* **WHAT YOU NEED TO DO**: Every line in the listing below that holds the word "inch" should be returned.
:: RECORDS ::
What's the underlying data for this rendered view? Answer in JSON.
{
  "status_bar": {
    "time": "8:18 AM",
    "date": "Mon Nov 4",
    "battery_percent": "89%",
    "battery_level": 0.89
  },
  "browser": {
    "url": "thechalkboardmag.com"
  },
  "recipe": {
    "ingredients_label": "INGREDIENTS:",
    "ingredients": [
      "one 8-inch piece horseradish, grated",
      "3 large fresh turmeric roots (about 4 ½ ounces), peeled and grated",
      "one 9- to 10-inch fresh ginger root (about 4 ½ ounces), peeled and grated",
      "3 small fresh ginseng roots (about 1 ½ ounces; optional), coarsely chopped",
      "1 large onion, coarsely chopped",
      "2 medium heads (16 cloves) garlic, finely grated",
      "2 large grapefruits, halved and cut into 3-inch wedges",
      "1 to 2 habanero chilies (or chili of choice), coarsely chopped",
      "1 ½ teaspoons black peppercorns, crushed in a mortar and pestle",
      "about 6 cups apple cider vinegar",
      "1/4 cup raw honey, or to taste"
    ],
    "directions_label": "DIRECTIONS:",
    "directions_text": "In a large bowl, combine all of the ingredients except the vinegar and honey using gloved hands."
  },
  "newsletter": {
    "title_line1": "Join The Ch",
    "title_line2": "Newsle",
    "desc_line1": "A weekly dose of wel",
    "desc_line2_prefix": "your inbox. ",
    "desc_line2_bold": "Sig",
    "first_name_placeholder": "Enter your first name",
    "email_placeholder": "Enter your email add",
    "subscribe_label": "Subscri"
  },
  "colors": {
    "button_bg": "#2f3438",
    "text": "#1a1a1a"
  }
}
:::
* **ANSWER TO THIS EXERCISE**:
      "one 8-inch piece horseradish, grated",
      "one 9- to 10-inch fresh ginger root (about 4 ½ ounces), peeled and grated",
      "2 large grapefruits, halved and cut into 3-inch wedges",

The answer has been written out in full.